Word for word, output the data, with none of its pictures.

:: Dataset entries ::

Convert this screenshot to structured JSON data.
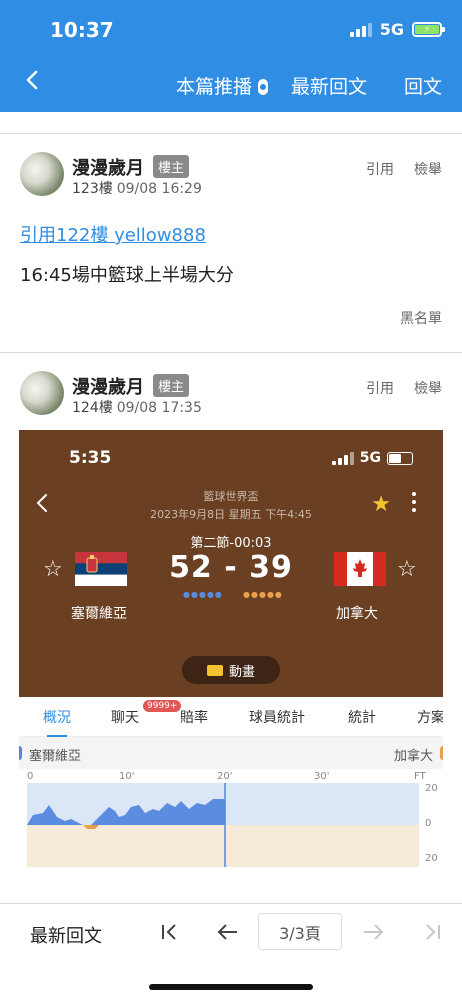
{
  "status_bar": {
    "time": "10:37",
    "network": "5G"
  },
  "nav": {
    "broadcast_label": "本篇推播",
    "latest_label": "最新回文",
    "reply_label": "回文"
  },
  "posts": [
    {
      "author": "漫漫歲月",
      "badge": "樓主",
      "floor": "123樓",
      "timestamp": "09/08 16:29",
      "quote_label": "引用",
      "report_label": "檢舉",
      "quote_link": "引用122樓 yellow888",
      "text": "16:45場中籃球上半場大分",
      "blacklist_label": "黑名單"
    },
    {
      "author": "漫漫歲月",
      "badge": "樓主",
      "floor": "124樓",
      "timestamp": "09/08 17:35",
      "quote_label": "引用",
      "report_label": "檢舉"
    }
  ],
  "embedded": {
    "time": "5:35",
    "network": "5G",
    "league": "籃球世界盃",
    "date": "2023年9月8日 星期五 下午4:45",
    "period": "第二節-00:03",
    "home_score": "52",
    "away_score": "39",
    "score_sep": "-",
    "home_team": "塞爾維亞",
    "away_team": "加拿大",
    "animation_label": "動畫",
    "tabs": [
      "概況",
      "聊天",
      "賠率",
      "球員統計",
      "統計",
      "方案"
    ],
    "chat_badge": "9999+",
    "chart_teams": {
      "home": "塞爾維亞",
      "away": "加拿大"
    },
    "chart_x_ticks": [
      "0",
      "10'",
      "20'",
      "30'",
      "FT"
    ],
    "chart_y_ticks": [
      "20",
      "0",
      "20"
    ],
    "colors": {
      "home": "#4f86e0",
      "away": "#e8a04a",
      "header_bg": "#6b3f22"
    }
  },
  "bottom_bar": {
    "latest_label": "最新回文",
    "page_indicator": "3/3頁"
  },
  "colors": {
    "brand": "#2f8de4"
  }
}
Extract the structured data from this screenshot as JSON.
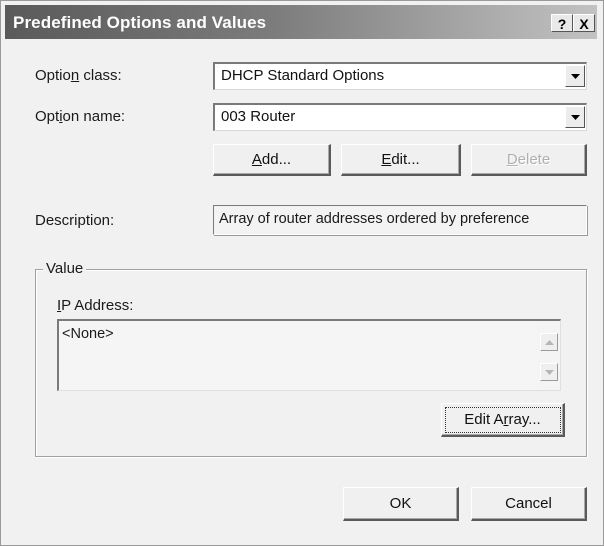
{
  "window": {
    "title": "Predefined Options and Values",
    "help_label": "?",
    "close_label": "X"
  },
  "option_class": {
    "label_before": "Optio",
    "label_accel": "n",
    "label_after": " class:",
    "value": "DHCP Standard Options"
  },
  "option_name": {
    "label_before": "Opt",
    "label_accel": "i",
    "label_after": "on name:",
    "value": "003 Router"
  },
  "actions": {
    "add_accel": "A",
    "add_rest": "dd...",
    "edit_accel": "E",
    "edit_rest": "dit...",
    "delete_accel": "D",
    "delete_rest": "elete"
  },
  "description": {
    "label": "Description:",
    "value": "Array of router addresses ordered by preference"
  },
  "value_group": {
    "legend": "Value",
    "ip_label_accel": "I",
    "ip_label_rest": "P Address:",
    "list_items": [
      "<None>"
    ],
    "edit_array_before": "Edit A",
    "edit_array_accel": "r",
    "edit_array_after": "ray..."
  },
  "footer": {
    "ok_label": "OK",
    "cancel_label": "Cancel"
  },
  "icons": {
    "combo_arrow": "chevron-down-icon",
    "scroll_up": "scroll-up-icon",
    "scroll_down": "scroll-down-icon"
  }
}
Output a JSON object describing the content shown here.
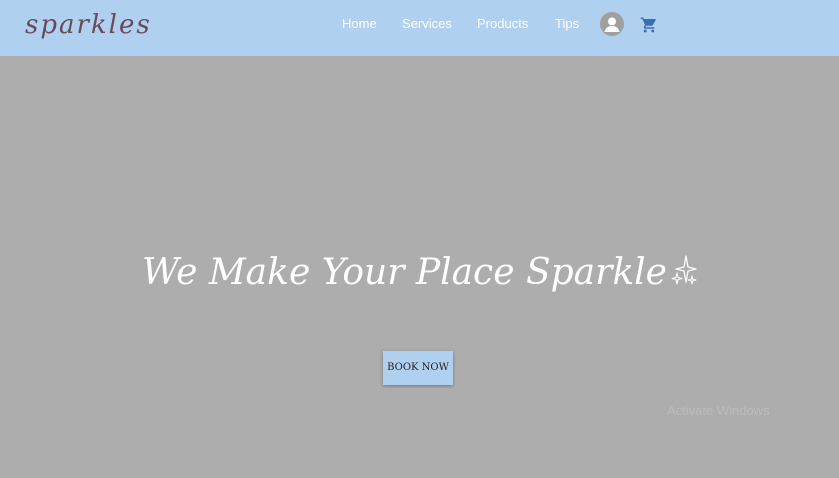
{
  "brand": {
    "logo_text": "sparkles",
    "logo_color": "#6a4a5a"
  },
  "nav": {
    "background": "#b0d0f0",
    "items": [
      {
        "label": "Home"
      },
      {
        "label": "Services"
      },
      {
        "label": "Products"
      },
      {
        "label": "Tips"
      }
    ],
    "account_icon": "user-avatar-icon",
    "cart_icon": "shopping-cart-icon",
    "cart_color": "#3a6fb0"
  },
  "hero": {
    "background": "#adadad",
    "title": "We Make Your Place Sparkle",
    "title_icon": "sparkles-icon",
    "cta_label": "BOOK NOW"
  },
  "watermark": {
    "text": "Activate Windows"
  }
}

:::

§ **Answer box**:
Convert this screenshot to structured JSON data.
{
  "status_bar": {
    "time": "10:37",
    "network": "5G"
  },
  "nav": {
    "broadcast_label": "本篇推播",
    "latest_label": "最新回文",
    "reply_label": "回文"
  },
  "posts": [
    {
      "author": "漫漫歲月",
      "badge": "樓主",
      "floor": "123樓",
      "timestamp": "09/08 16:29",
      "quote_label": "引用",
      "report_label": "檢舉",
      "quote_link": "引用122樓 yellow888",
      "text": "16:45場中籃球上半場大分",
      "blacklist_label": "黑名單"
    },
    {
      "author": "漫漫歲月",
      "badge": "樓主",
      "floor": "124樓",
      "timestamp": "09/08 17:35",
      "quote_label": "引用",
      "report_label": "檢舉"
    }
  ],
  "embedded": {
    "time": "5:35",
    "network": "5G",
    "league": "籃球世界盃",
    "date": "2023年9月8日 星期五 下午4:45",
    "period": "第二節-00:03",
    "home_score": "52",
    "away_score": "39",
    "score_sep": "-",
    "home_team": "塞爾維亞",
    "away_team": "加拿大",
    "animation_label": "動畫",
    "tabs": [
      "概況",
      "聊天",
      "賠率",
      "球員統計",
      "統計",
      "方案"
    ],
    "chat_badge": "9999+",
    "chart_teams": {
      "home": "塞爾維亞",
      "away": "加拿大"
    },
    "chart_x_ticks": [
      "0",
      "10'",
      "20'",
      "30'",
      "FT"
    ],
    "chart_y_ticks": [
      "20",
      "0",
      "20"
    ],
    "colors": {
      "home": "#4f86e0",
      "away": "#e8a04a",
      "header_bg": "#6b3f22"
    }
  },
  "bottom_bar": {
    "latest_label": "最新回文",
    "page_indicator": "3/3頁"
  },
  "colors": {
    "brand": "#2f8de4"
  }
}
Extract the structured data from this screenshot as JSON.
{
  "window": {
    "title": "Predefined Options and Values",
    "help_label": "?",
    "close_label": "X"
  },
  "option_class": {
    "label_before": "Optio",
    "label_accel": "n",
    "label_after": " class:",
    "value": "DHCP Standard Options"
  },
  "option_name": {
    "label_before": "Opt",
    "label_accel": "i",
    "label_after": "on name:",
    "value": "003 Router"
  },
  "actions": {
    "add_accel": "A",
    "add_rest": "dd...",
    "edit_accel": "E",
    "edit_rest": "dit...",
    "delete_accel": "D",
    "delete_rest": "elete"
  },
  "description": {
    "label": "Description:",
    "value": "Array of router addresses ordered by preference"
  },
  "value_group": {
    "legend": "Value",
    "ip_label_accel": "I",
    "ip_label_rest": "P Address:",
    "list_items": [
      "<None>"
    ],
    "edit_array_before": "Edit A",
    "edit_array_accel": "r",
    "edit_array_after": "ray..."
  },
  "footer": {
    "ok_label": "OK",
    "cancel_label": "Cancel"
  },
  "icons": {
    "combo_arrow": "chevron-down-icon",
    "scroll_up": "scroll-up-icon",
    "scroll_down": "scroll-down-icon"
  }
}
Output a JSON object describing the content shown here.
{
  "brand": {
    "logo_text": "sparkles",
    "logo_color": "#6a4a5a"
  },
  "nav": {
    "background": "#b0d0f0",
    "items": [
      {
        "label": "Home"
      },
      {
        "label": "Services"
      },
      {
        "label": "Products"
      },
      {
        "label": "Tips"
      }
    ],
    "account_icon": "user-avatar-icon",
    "cart_icon": "shopping-cart-icon",
    "cart_color": "#3a6fb0"
  },
  "hero": {
    "background": "#adadad",
    "title": "We Make Your Place Sparkle",
    "title_icon": "sparkles-icon",
    "cta_label": "BOOK NOW"
  },
  "watermark": {
    "text": "Activate Windows"
  }
}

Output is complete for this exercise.